We cannot put ourselves back in the days of Paul. Yet, even today, we seem to have our share of suffering. There are governments in financial distress, jobs being lost, homes being foreclosed, cars being repossessed and factories being shut down. There is still war and the threat of terrorism, while diminished, is still with us. Many of us are facing sufferings on a more personal level in the form of health issues, difficult relationships, families being lost or torn apart, and people seeking solace in alcohol or drugs. Think of your own current sufferings.
They may be much alike: an upcoming surgery that, while minor, frightens us, a retirement account that dwindles at the whim of Wall Street, and a loved one living far away. They certainly seem pretty ordinary, and surely are not on a par with being outcast or slain. Yet they are difficult, and we all, to a greater or lesser degree, have them.
When we spend too much time thinking about out troubles, we simply become weighted down and carry a heavy burden with us wherever we go. If we speak of them incessantly, our friends and loved ones often become annoyed or tend to draw away from us. So, while due caution and making the right choices is extremely important, carrying worries and cares on our shoulders is self defeating. It’s far easier said than done, yet we can do it.
The past is the past and there is nothing we can do now to change it. We can remember the good times and regret the difficult times, but it is done. The only thing we can change is now and the future. We cannot vow to make yesterday a better day, but we can tomorrow. We cannot pray that 1994 had been a better year, but we can pray that 2013 might be. We can set goals and make plans. We can do our best to conquer the problems of today and build a brighter future.
Yet, even the brightness we might be able to build pales in comparison to the glory that God will reveal to us. This is not anything that we can even imaging. If we think of the most beautiful things we know – gardens, sunshine, babies, kittens, sunrises – we are not even coming close. The Rev. Dr. Charles P. Sigel, Professor Emeritus of Greek and New Testament at Lutheran Theological Southern Seminary in Columbia explained it to me as going from the basement up into the living room. He compares our lives with living in the dimness of a basement and the glory to be revealed as that of a comfortable, beautiful living room.
Even this analogy may not do it justice. We do not know and we cannot know. Yet, when it is finally revealed to us, we shall know, and we shall see the glory of God before us in His eternal kingdom.
You might also like to read:
- Broad Brook Bible Study Examiner, Grace Dooley

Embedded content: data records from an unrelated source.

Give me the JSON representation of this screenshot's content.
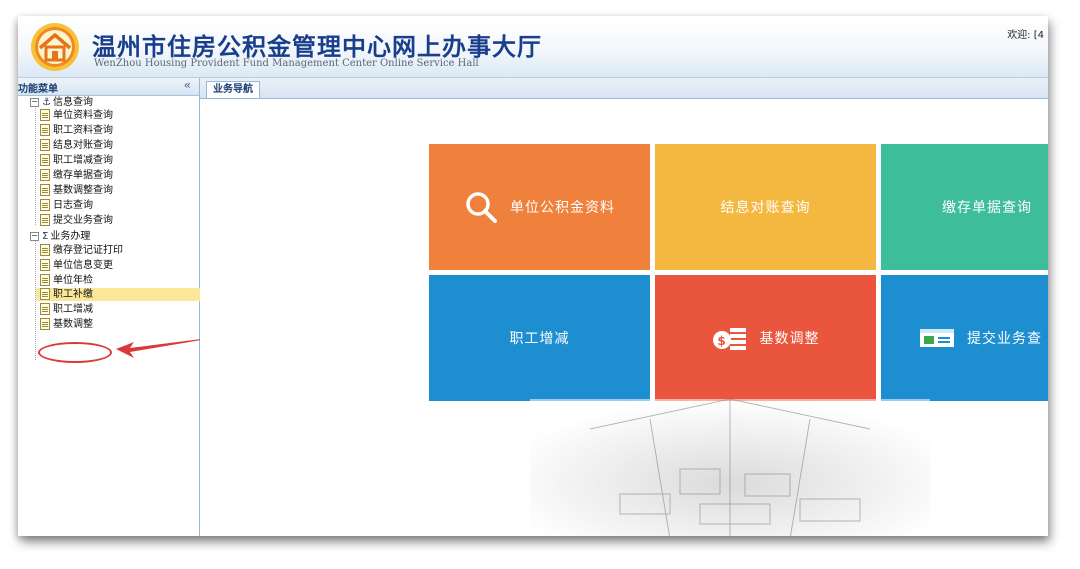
{
  "header": {
    "title_cn": "温州市住房公积金管理中心网上办事大厅",
    "title_en": "WenZhou Housing Provident Fund Management Center Online Service Hall",
    "welcome": "欢迎: [4"
  },
  "sidebar": {
    "title": "功能菜单",
    "collapse_glyph": "«",
    "groups": [
      {
        "label": "信息查询",
        "items": [
          "单位资料查询",
          "职工资料查询",
          "结息对账查询",
          "职工增减查询",
          "缴存单据查询",
          "基数调整查询",
          "日志查询",
          "提交业务查询"
        ]
      },
      {
        "label": "业务办理",
        "items": [
          "缴存登记证打印",
          "单位信息变更",
          "单位年检",
          "职工补缴",
          "职工增减",
          "基数调整"
        ]
      }
    ],
    "selected_item": "职工补缴",
    "annotated_item": "基数调整"
  },
  "tabs": [
    {
      "label": "业务导航",
      "active": true
    }
  ],
  "tiles": [
    {
      "label": "单位公积金资料",
      "color": "#f0813c",
      "icon": "search-icon"
    },
    {
      "label": "结息对账查询",
      "color": "#f4b841",
      "icon": null
    },
    {
      "label": "缴存单据查询",
      "color": "#3ebd9a",
      "icon": null
    },
    {
      "label": "职工增减",
      "color": "#1d8fd0",
      "icon": null
    },
    {
      "label": "基数调整",
      "color": "#ea553e",
      "icon": "money-stack-icon"
    },
    {
      "label": "提交业务查",
      "color": "#1d8fd0",
      "icon": "card-icon"
    }
  ],
  "colors": {
    "title": "#183e8c",
    "selected_row": "#fce69a",
    "annotation": "#d83a3a"
  }
}
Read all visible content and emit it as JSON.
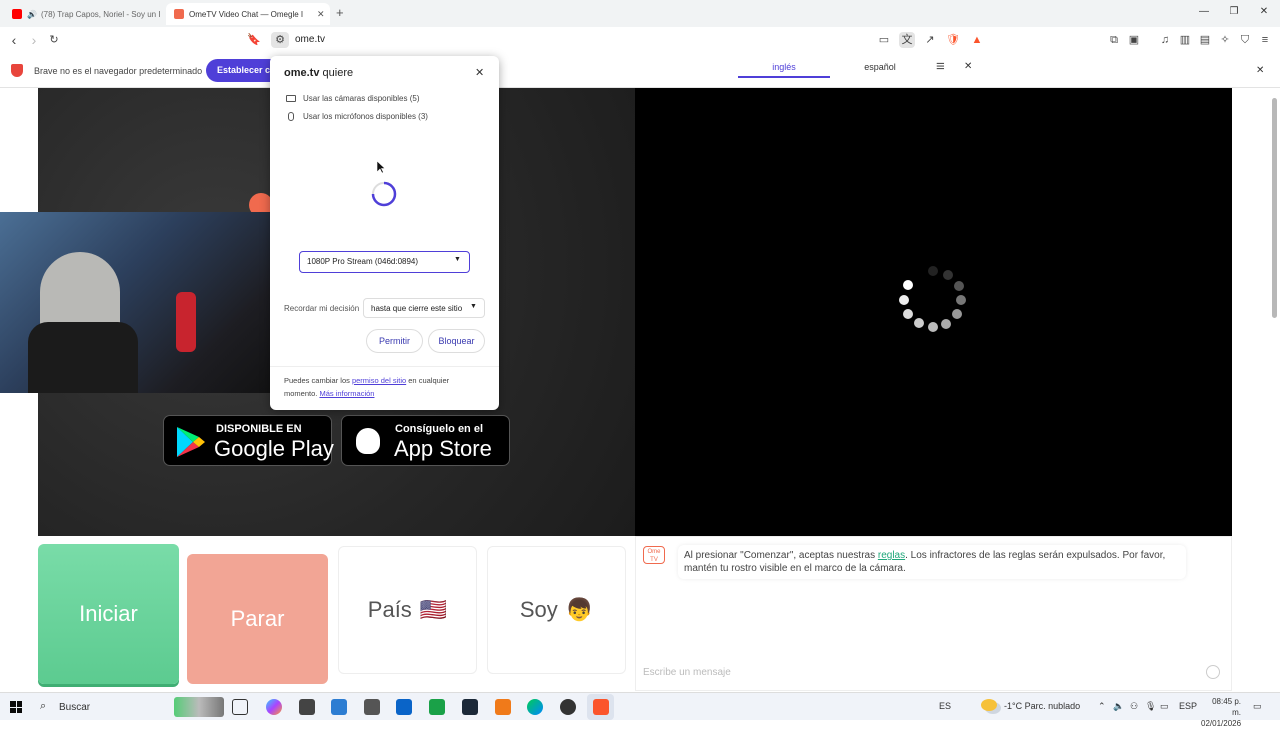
{
  "tabs": [
    {
      "title": "(78) Trap Capos, Noriel - Soy un I",
      "favicon_color": "#ff0000",
      "active": false
    },
    {
      "title": "OmeTV Video Chat — Omegle I",
      "favicon_color": "#f06a4e",
      "active": true
    }
  ],
  "new_tab_label": "+",
  "address_bar": {
    "url": "ome.tv"
  },
  "infobar": {
    "message": "Brave no es el navegador predeterminado",
    "button_label": "Establecer co"
  },
  "translate_bar": {
    "tab_source": "inglés",
    "tab_target": "español"
  },
  "permission_prompt": {
    "site": "ome.tv",
    "title_suffix": "quiere",
    "camera_text": "Usar las cámaras disponibles (5)",
    "mic_text": "Usar los micrófonos disponibles (3)",
    "camera_select_value": "1080P Pro Stream (046d:0894)",
    "remember_label": "Recordar mi decisión",
    "remember_select_value": "hasta que cierre este sitio",
    "allow_label": "Permitir",
    "block_label": "Bloquear",
    "footer_text_1": "Puedes cambiar los",
    "footer_link_1": "permiso del sitio",
    "footer_text_2": "en cualquier momento.",
    "footer_link_2": "Más información"
  },
  "store_badges": {
    "google_small": "DISPONIBLE EN",
    "google_big": "Google Play",
    "apple_small": "Consíguelo en el",
    "apple_big": "App Store"
  },
  "controls": {
    "start_label": "Iniciar",
    "stop_label": "Parar",
    "country_label": "País",
    "country_flag": "🇺🇸",
    "gender_label": "Soy",
    "gender_emoji": "👦"
  },
  "chat": {
    "logo_text": "Ome TV",
    "notice_before": "Al presionar \"Comenzar\", aceptas nuestras",
    "notice_link": "reglas",
    "notice_after": ". Los infractores de las reglas serán expulsados. Por favor, mantén tu rostro visible en el marco de la cámara.",
    "input_placeholder": "Escribe un mensaje"
  },
  "taskbar": {
    "search_placeholder": "Buscar",
    "lang": "ES",
    "weather": "-1°C  Parc. nublado",
    "keyboard": "ESP",
    "time": "08:45 p. m.",
    "date": "02/01/2026"
  },
  "colors": {
    "accent": "#4f3fd8",
    "start_green": "#66d39a",
    "stop_salmon": "#f2a595",
    "link_green": "#1fa77a"
  }
}
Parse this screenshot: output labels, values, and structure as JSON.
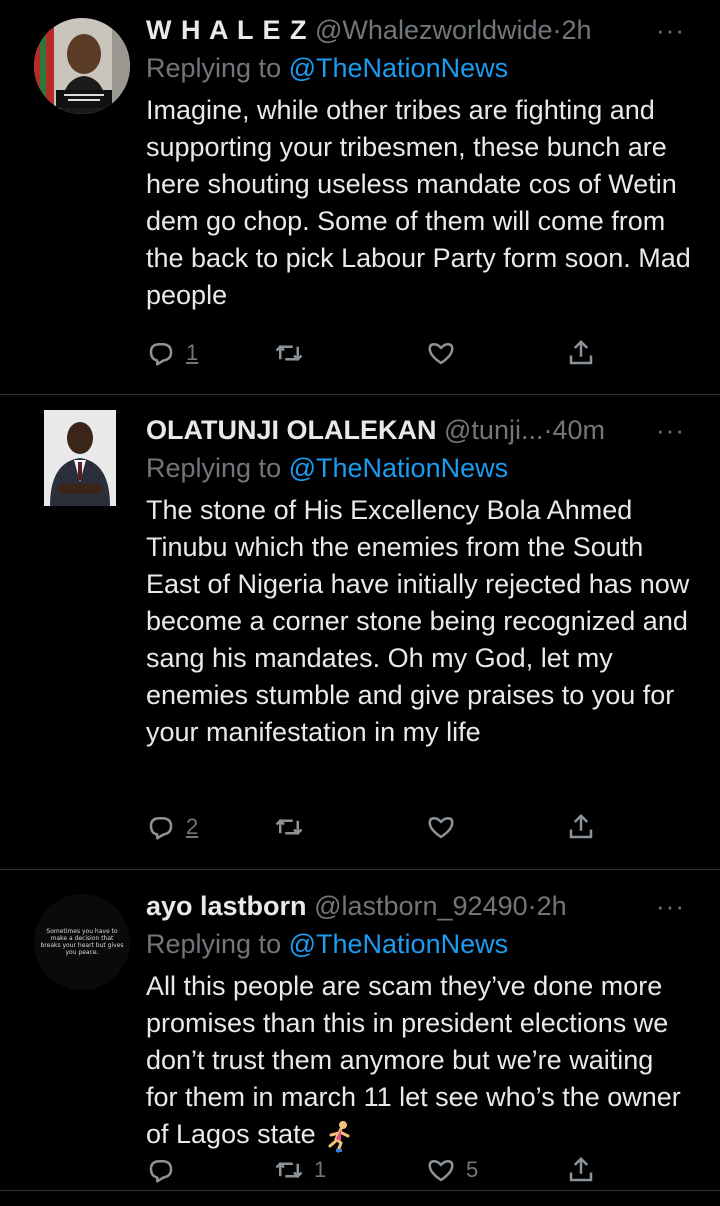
{
  "tweets": [
    {
      "name": "W H A L E Z",
      "handle": "@Whalezworldwide",
      "time": "2h",
      "replying_prefix": "Replying to",
      "replying_to": "@TheNationNews",
      "text": "Imagine, while other tribes are fighting and supporting your tribesmen, these bunch are here shouting useless mandate cos of Wetin dem go chop. Some of them will come from the back to pick Labour Party form soon. Mad people",
      "reply_count": "1",
      "retweet_count": "",
      "like_count": ""
    },
    {
      "name": "OLATUNJI OLALEKAN",
      "handle": "@tunji...",
      "time": "40m",
      "replying_prefix": "Replying to",
      "replying_to": "@TheNationNews",
      "text": "The stone of His Excellency Bola Ahmed Tinubu which the enemies from the South East of Nigeria have initially rejected has now become a corner stone being recognized and sang his mandates. Oh my God, let my enemies stumble and give praises to you for your manifestation in my life",
      "reply_count": "2",
      "retweet_count": "",
      "like_count": ""
    },
    {
      "name": "ayo lastborn",
      "handle": "@lastborn_92490",
      "time": "2h",
      "replying_prefix": "Replying to",
      "replying_to": "@TheNationNews",
      "text": "All this people are scam they’ve done more promises than this in president elections we don’t trust them anymore but we’re waiting for them in march 11 let see who’s the owner of Lagos state",
      "avatar_text": "Sometimes you have to make a decision that breaks your heart but gives you peace.",
      "reply_count": "",
      "retweet_count": "1",
      "like_count": "5"
    }
  ],
  "separator": "·",
  "more_glyph": "···",
  "icons": [
    "reply-icon",
    "retweet-icon",
    "like-icon",
    "share-icon",
    "more-icon",
    "runner-emoji-icon"
  ],
  "colors": {
    "background": "#000000",
    "text": "#e7e9ea",
    "muted": "#71767b",
    "link": "#1d9bf0",
    "divider": "#2f3336"
  }
}
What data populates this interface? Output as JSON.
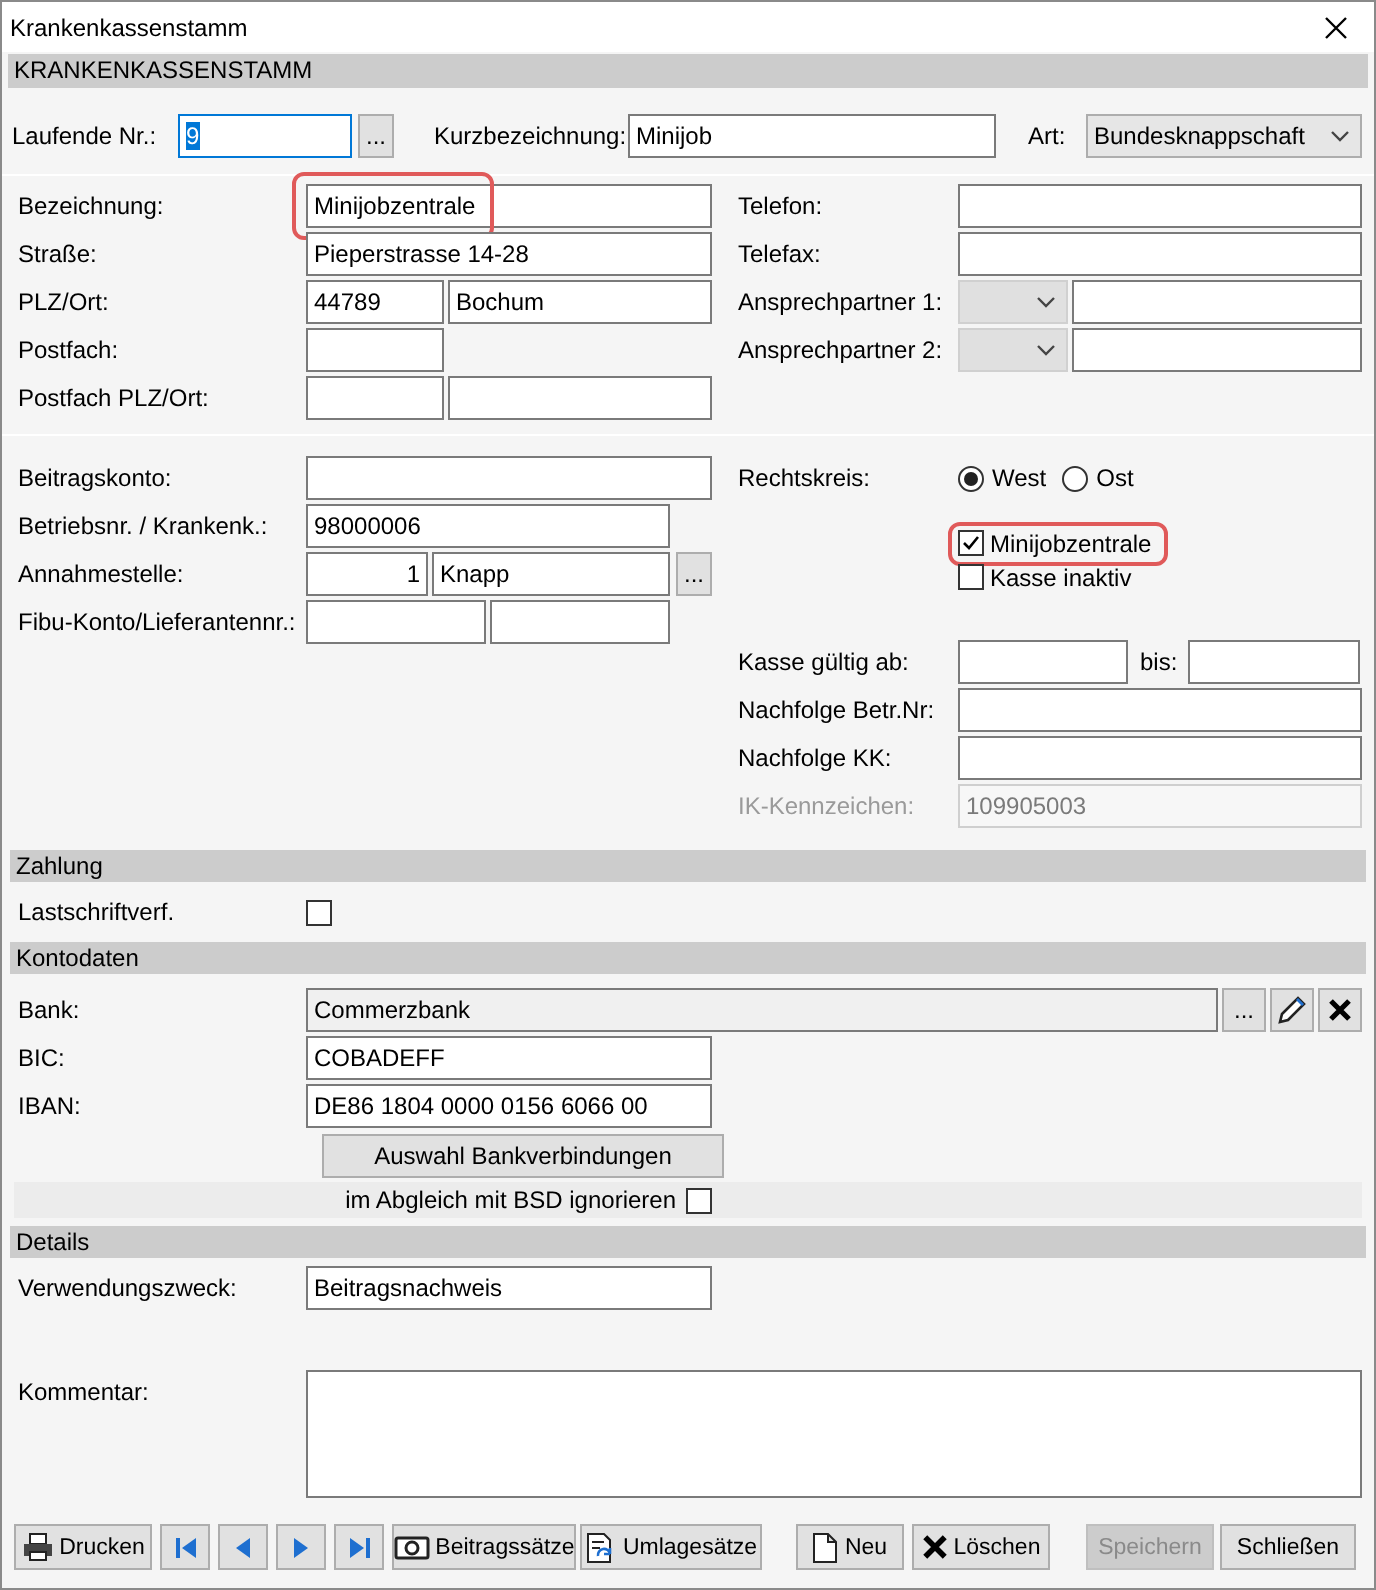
{
  "window": {
    "title": "Krankenkassenstamm"
  },
  "header": "KRANKENKASSENSTAMM",
  "top": {
    "laufende_nr": {
      "label": "Laufende Nr.:",
      "value": "9",
      "text_selected": true,
      "focused": true
    },
    "laufende_nr_browse": "...",
    "kurzbezeichnung": {
      "label": "Kurzbezeichnung:",
      "value": "Minijob"
    },
    "art": {
      "label": "Art:",
      "value": "Bundesknappschaft"
    }
  },
  "stammdaten": {
    "bezeichnung": {
      "label": "Bezeichnung:",
      "value": "Minijobzentrale",
      "highlighted": true
    },
    "strasse": {
      "label": "Straße:",
      "value": "Pieperstrasse 14-28"
    },
    "plz_ort": {
      "label": "PLZ/Ort:",
      "plz": "44789",
      "ort": "Bochum"
    },
    "postfach": {
      "label": "Postfach:"
    },
    "postfach_plz_ort": {
      "label": "Postfach PLZ/Ort:"
    },
    "telefon": {
      "label": "Telefon:"
    },
    "telefax": {
      "label": "Telefax:"
    },
    "ansprechpartner_1": {
      "label": "Ansprechpartner 1:",
      "disabled": true
    },
    "ansprechpartner_2": {
      "label": "Ansprechpartner 2:",
      "disabled": true
    }
  },
  "kasse": {
    "beitragskonto": {
      "label": "Beitragskonto:"
    },
    "betriebsnr": {
      "label": "Betriebsnr. / Krankenk.:",
      "value": "98000006"
    },
    "annahmestelle": {
      "label": "Annahmestelle:",
      "nummer": "1",
      "name": "Knapp",
      "browse": "..."
    },
    "fibu_konto": {
      "label": "Fibu-Konto/Lieferantennr.:"
    },
    "rechtskreis": {
      "label": "Rechtskreis:",
      "options": [
        {
          "label": "West",
          "selected": true
        },
        {
          "label": "Ost",
          "selected": false
        }
      ]
    },
    "minijobzentrale": {
      "label": "Minijobzentrale",
      "checked": true,
      "highlighted": true
    },
    "kasse_inaktiv": {
      "label": "Kasse inaktiv",
      "checked": false
    },
    "gueltig_ab": {
      "label": "Kasse gültig ab:",
      "bis_label": "bis:"
    },
    "nachfolge_betr_nr": {
      "label": "Nachfolge Betr.Nr:"
    },
    "nachfolge_kk": {
      "label": "Nachfolge KK:"
    },
    "ik_kennzeichen": {
      "label": "IK-Kennzeichen:",
      "value": "109905003",
      "disabled": true
    }
  },
  "zahlung": {
    "title": "Zahlung",
    "lastschrift": {
      "label": "Lastschriftverf.",
      "checked": false
    }
  },
  "kontodaten": {
    "title": "Kontodaten",
    "bank": {
      "label": "Bank:",
      "value": "Commerzbank",
      "browse": "..."
    },
    "bic": {
      "label": "BIC:",
      "value": "COBADEFF"
    },
    "iban": {
      "label": "IBAN:",
      "value": "DE86 1804 0000 0156 6066 00"
    },
    "auswahl_button": "Auswahl Bankverbindungen",
    "bsd_ignorieren": {
      "label": "im Abgleich mit BSD ignorieren",
      "checked": false
    }
  },
  "details": {
    "title": "Details",
    "verwendungszweck": {
      "label": "Verwendungszweck:",
      "value": "Beitragsnachweis"
    },
    "kommentar": {
      "label": "Kommentar:"
    }
  },
  "toolbar": [
    {
      "kind": "print",
      "label": "Drucken",
      "disabled": false
    },
    {
      "kind": "first",
      "disabled": false
    },
    {
      "kind": "prev",
      "disabled": false
    },
    {
      "kind": "next",
      "disabled": false
    },
    {
      "kind": "last",
      "disabled": false
    },
    {
      "kind": "rates",
      "label": "Beitragssätze",
      "disabled": false
    },
    {
      "kind": "levy",
      "label": "Umlagesätze",
      "disabled": false
    },
    {
      "kind": "new",
      "label": "Neu",
      "disabled": false
    },
    {
      "kind": "delete",
      "label": "Löschen",
      "disabled": false
    },
    {
      "kind": "save",
      "label": "Speichern",
      "disabled": true
    },
    {
      "kind": "close",
      "label": "Schließen",
      "disabled": false
    }
  ]
}
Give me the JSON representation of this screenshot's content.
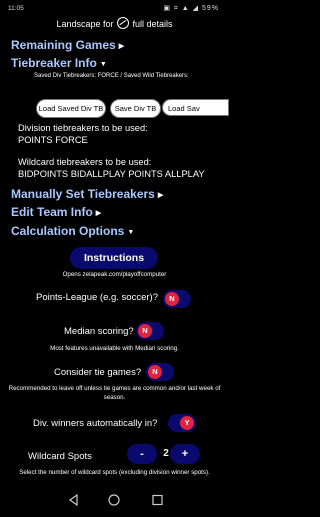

- Evangelical Examiner, Jake Jones
- Atlanta Christian Living Examiner, Taylor Powell
- Atlanta Bible Study Examiner, Donna Sundblad
- Kentucky Bible Study Examiner, Timothy Edwards
- Bible Verse of the Day
- Daily Bible Guide
- Growing in Christ
- Bible Study Tools Online
- The Jesus Walk Bible Study Series
If you enjoyed this bible study, you can find more at Sharon's Columbia Biblical Studies Examiner homepage